“It was a big decision,” he says about not finishing residency. “It was kind of one of those life altering moments where you think, ‘maybe...all the decisions that I've made were on the wrong path. I want to go a different path.’ I feel I'm going to find out what else is out there before I make another decision.” He didn’t return to school to practice dermatology or plastic surgery, and instead started working in a laser clinic.
Dr. Ourian isn’t shy about his unconventional past, going as far as to tell us that he has no interest in being board certified, a benchmark for most doctors. “I think it's unique because I don't follow what other organizations tell me to follow,” he says. “You can't just say, ‘go only to our members because they're better.’ That's a little bit archaic.”
One agency he couldn’t avoid, however, is the California Medical Board, and in 2009 he was accused of a laundry list of things, ranging from incompetence to gross negligence, so he was put under probation for five years. He successfully completed the requirements of his probation and it was lifted early. “After all these things, I have an attorney in the office making sure all the T's are crossed and all the I's are dotted and we have somebody to make sure that all the paperwork are done correctly,” he says. “It still doesn't mean I'm doing everything right. I'm doing everything as much as I can to make sure that I make fewer mistakes. That's the best I can do.”
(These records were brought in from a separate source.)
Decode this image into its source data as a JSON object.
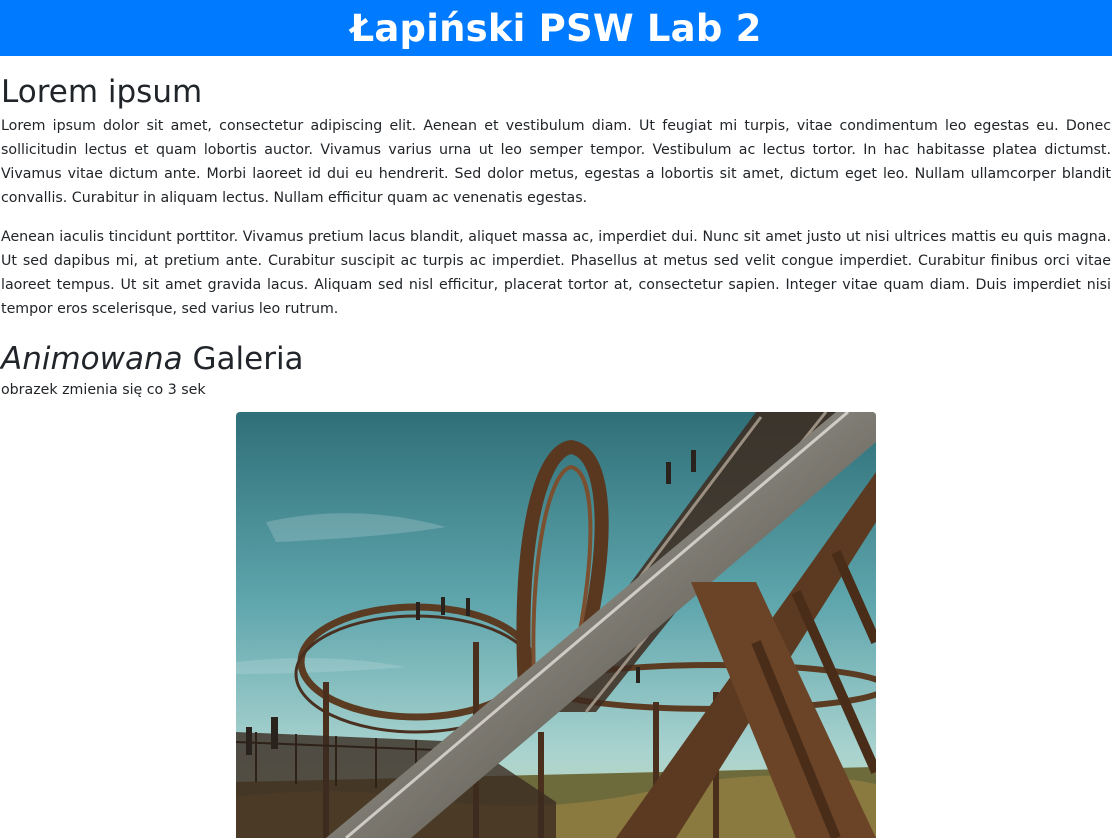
{
  "header": {
    "title": "Łapiński PSW Lab 2",
    "background": "#007bff"
  },
  "main": {
    "lorem_title": "Lorem ipsum",
    "paragraphs": [
      "Lorem ipsum dolor sit amet, consectetur adipiscing elit. Aenean et vestibulum diam. Ut feugiat mi turpis, vitae condimentum leo egestas eu. Donec sollicitudin lectus et quam lobortis auctor. Vivamus varius urna ut leo semper tempor. Vestibulum ac lectus tortor. In hac habitasse platea dictumst. Vivamus vitae dictum ante. Morbi laoreet id dui eu hendrerit. Sed dolor metus, egestas a lobortis sit amet, dictum eget leo. Nullam ullamcorper blandit convallis. Curabitur in aliquam lectus. Nullam efficitur quam ac venenatis egestas.",
      "Aenean iaculis tincidunt porttitor. Vivamus pretium lacus blandit, aliquet massa ac, imperdiet dui. Nunc sit amet justo ut nisi ultrices mattis eu quis magna. Ut sed dapibus mi, at pretium ante. Curabitur suscipit ac turpis ac imperdiet. Phasellus at metus sed velit congue imperdiet. Curabitur finibus orci vitae laoreet tempus. Ut sit amet gravida lacus. Aliquam sed nisl efficitur, placerat tortor at, consectetur sapien. Integer vitae quam diam. Duis imperdiet nisi tempor eros scelerisque, sed varius leo rutrum."
    ]
  },
  "gallery": {
    "title_italic": "Animowana",
    "title_rest": "Galeria",
    "caption": "obrazek zmienia się co 3 sek",
    "image_subject": "roller-coaster-walkway-photo"
  }
}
Non-core doctors entering the cosmetic world is becoming less unconventional every day. In fact, there’s another phenomenon happening in the world of aesthetics, one that’s outside of the doctors and medical professionals we interviewed for this story and mention here. For example, those that studied things like dentistry or gynecology in school might find the money in aesthetics appealing: It’s all cash, since there’s no insurance to deal with (for the record, things like filler when used in elective procedures are not commonly covered by insurance) and it’s easy to make an elective appointment ring in at thousands of dollars.
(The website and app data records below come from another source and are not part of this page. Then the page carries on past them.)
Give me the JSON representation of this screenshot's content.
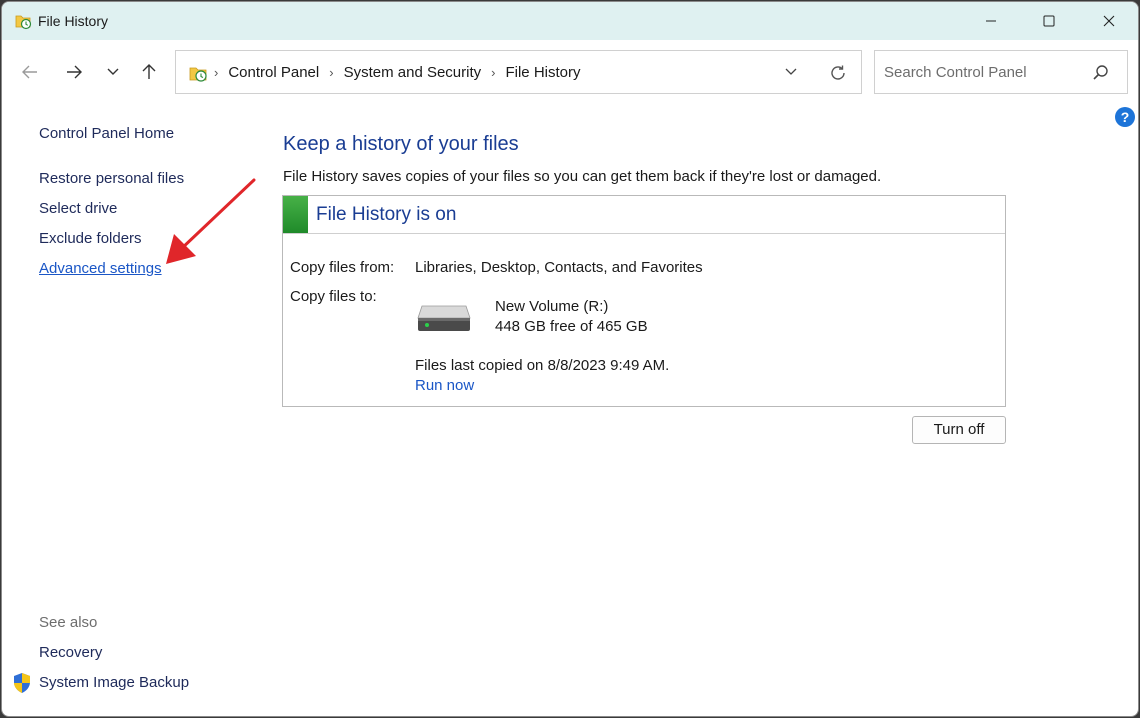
{
  "window": {
    "title": "File History"
  },
  "address_bar": {
    "crumbs": [
      "Control Panel",
      "System and Security",
      "File History"
    ]
  },
  "search": {
    "placeholder": "Search Control Panel"
  },
  "left_pane": {
    "home": "Control Panel Home",
    "links": [
      "Restore personal files",
      "Select drive",
      "Exclude folders",
      "Advanced settings"
    ],
    "see_also_label": "See also",
    "see_also": [
      "Recovery",
      "System Image Backup"
    ]
  },
  "main": {
    "title": "Keep a history of your files",
    "description": "File History saves copies of your files so you can get them back if they're lost or damaged.",
    "status": "File History is on",
    "copy_from_label": "Copy files from:",
    "copy_from_value": "Libraries, Desktop, Contacts, and Favorites",
    "copy_to_label": "Copy files to:",
    "drive_name": "New Volume (R:)",
    "drive_space": "448 GB free of 465 GB",
    "last_copied": "Files last copied on 8/8/2023 9:49 AM.",
    "run_now": "Run now",
    "turn_off": "Turn off"
  },
  "colors": {
    "titlebar": "#dff1f1",
    "heading": "#1a3d93",
    "link": "#1a56c6",
    "status_green": "#2e9c34",
    "annotation_arrow": "#e0262a"
  }
}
There are literally people who will take a weekend course and then call themselves the equivalent of somebody who's been doing it for years, and has the proper training and credentials.
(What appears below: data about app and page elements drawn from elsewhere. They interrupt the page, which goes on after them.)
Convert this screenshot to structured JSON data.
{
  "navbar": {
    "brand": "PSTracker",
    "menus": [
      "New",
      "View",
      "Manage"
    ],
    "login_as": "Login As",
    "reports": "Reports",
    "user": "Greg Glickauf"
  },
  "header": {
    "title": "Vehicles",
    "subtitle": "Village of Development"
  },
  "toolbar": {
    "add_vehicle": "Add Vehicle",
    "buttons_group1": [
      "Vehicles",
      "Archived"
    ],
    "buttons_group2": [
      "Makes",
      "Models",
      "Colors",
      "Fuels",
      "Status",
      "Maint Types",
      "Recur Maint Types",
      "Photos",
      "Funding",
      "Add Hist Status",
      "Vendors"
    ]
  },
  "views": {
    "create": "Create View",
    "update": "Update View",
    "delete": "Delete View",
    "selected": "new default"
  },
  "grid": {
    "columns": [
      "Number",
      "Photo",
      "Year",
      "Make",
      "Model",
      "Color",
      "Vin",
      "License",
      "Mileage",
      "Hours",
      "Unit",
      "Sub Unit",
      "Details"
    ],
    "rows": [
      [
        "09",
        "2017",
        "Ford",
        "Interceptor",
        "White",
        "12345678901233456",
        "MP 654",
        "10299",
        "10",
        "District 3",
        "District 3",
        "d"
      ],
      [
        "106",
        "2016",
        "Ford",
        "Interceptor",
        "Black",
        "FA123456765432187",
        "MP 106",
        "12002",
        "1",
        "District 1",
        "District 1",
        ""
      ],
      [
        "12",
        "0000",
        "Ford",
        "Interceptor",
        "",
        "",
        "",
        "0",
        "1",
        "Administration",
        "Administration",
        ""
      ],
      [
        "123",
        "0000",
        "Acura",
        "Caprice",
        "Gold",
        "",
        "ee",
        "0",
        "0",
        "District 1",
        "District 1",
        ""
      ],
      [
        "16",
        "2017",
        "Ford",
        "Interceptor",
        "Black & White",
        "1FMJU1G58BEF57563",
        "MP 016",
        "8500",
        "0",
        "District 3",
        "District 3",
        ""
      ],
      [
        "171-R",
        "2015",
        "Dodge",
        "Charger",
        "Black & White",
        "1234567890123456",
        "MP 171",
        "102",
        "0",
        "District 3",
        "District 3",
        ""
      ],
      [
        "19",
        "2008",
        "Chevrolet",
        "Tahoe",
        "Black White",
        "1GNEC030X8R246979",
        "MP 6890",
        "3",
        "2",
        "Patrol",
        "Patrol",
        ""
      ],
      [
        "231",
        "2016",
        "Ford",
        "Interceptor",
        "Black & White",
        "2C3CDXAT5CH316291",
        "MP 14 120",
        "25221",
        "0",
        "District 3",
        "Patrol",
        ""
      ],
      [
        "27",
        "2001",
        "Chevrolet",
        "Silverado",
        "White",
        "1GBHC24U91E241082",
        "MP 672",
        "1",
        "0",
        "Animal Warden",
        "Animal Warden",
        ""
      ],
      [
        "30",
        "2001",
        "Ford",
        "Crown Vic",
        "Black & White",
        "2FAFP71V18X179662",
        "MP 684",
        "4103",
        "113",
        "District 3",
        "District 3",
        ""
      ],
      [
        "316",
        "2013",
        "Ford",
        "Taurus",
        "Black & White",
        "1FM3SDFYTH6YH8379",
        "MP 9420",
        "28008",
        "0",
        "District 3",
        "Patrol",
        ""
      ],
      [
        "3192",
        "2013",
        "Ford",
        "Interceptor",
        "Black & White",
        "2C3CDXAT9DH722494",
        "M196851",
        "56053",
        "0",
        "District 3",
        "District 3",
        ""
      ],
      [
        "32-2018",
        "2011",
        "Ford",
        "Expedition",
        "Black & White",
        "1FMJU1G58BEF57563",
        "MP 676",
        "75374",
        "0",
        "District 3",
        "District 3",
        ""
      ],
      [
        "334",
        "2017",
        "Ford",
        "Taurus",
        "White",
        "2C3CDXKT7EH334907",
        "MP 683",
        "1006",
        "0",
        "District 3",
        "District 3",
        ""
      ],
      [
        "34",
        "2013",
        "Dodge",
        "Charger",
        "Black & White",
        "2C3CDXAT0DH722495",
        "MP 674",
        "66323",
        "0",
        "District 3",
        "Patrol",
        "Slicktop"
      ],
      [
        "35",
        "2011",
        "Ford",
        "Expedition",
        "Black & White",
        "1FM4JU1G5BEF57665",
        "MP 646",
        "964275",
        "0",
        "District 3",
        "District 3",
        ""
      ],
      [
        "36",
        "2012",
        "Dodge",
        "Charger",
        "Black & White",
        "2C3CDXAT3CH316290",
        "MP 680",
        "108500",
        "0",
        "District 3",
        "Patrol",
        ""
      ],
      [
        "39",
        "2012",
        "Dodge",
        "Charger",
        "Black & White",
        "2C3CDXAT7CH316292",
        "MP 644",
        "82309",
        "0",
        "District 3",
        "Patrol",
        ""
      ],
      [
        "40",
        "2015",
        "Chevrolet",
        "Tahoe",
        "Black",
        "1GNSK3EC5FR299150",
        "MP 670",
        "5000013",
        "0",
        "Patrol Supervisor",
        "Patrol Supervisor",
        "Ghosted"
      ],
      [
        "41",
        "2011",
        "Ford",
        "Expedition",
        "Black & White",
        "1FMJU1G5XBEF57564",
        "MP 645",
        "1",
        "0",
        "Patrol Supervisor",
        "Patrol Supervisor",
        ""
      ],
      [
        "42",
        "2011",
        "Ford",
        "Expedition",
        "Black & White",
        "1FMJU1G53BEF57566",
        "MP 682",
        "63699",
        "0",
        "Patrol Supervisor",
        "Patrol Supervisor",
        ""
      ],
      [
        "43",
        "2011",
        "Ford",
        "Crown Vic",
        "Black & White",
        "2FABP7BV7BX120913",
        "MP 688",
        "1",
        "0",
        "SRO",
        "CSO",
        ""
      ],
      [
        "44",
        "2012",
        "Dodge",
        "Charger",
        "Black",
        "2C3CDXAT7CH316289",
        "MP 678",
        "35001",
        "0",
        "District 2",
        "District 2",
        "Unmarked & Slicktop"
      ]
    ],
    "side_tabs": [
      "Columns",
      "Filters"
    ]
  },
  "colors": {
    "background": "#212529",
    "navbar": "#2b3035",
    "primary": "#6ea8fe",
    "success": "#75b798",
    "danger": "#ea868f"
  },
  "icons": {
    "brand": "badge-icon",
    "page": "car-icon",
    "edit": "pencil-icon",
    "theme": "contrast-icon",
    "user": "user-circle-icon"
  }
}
“There are literally people who will take a weekend course and then call themselves the equivalent of somebody who's been doing it for years, and has the proper training and credentials,” Anita Patel, MD, a board certified plastic surgeon says. “I guess the next question, especially from young patients, is, ‘Does it really matter?’ Even in the best of hands, complications could happen, but with someone who is not trained, they don't know to even avoid those complications and you can end up losing [skin] or you can end up with blindness, and this happens from fillers.”
Thankfully, Kargas didn’t have a negative reaction or suffer side effects when she got filler for the first time at a medi spa — and not from a core cosmetic derm — and for the majority of people, complications are not common. Still, it’s increasingly important to get off social media to do your research if this is something you’re considering. That is, if you can.
A previous version of this story misstated what was written on Ourian's lab coat as well as the requirements to be a board-certified dermatologist. The story has been updated to reflect the change.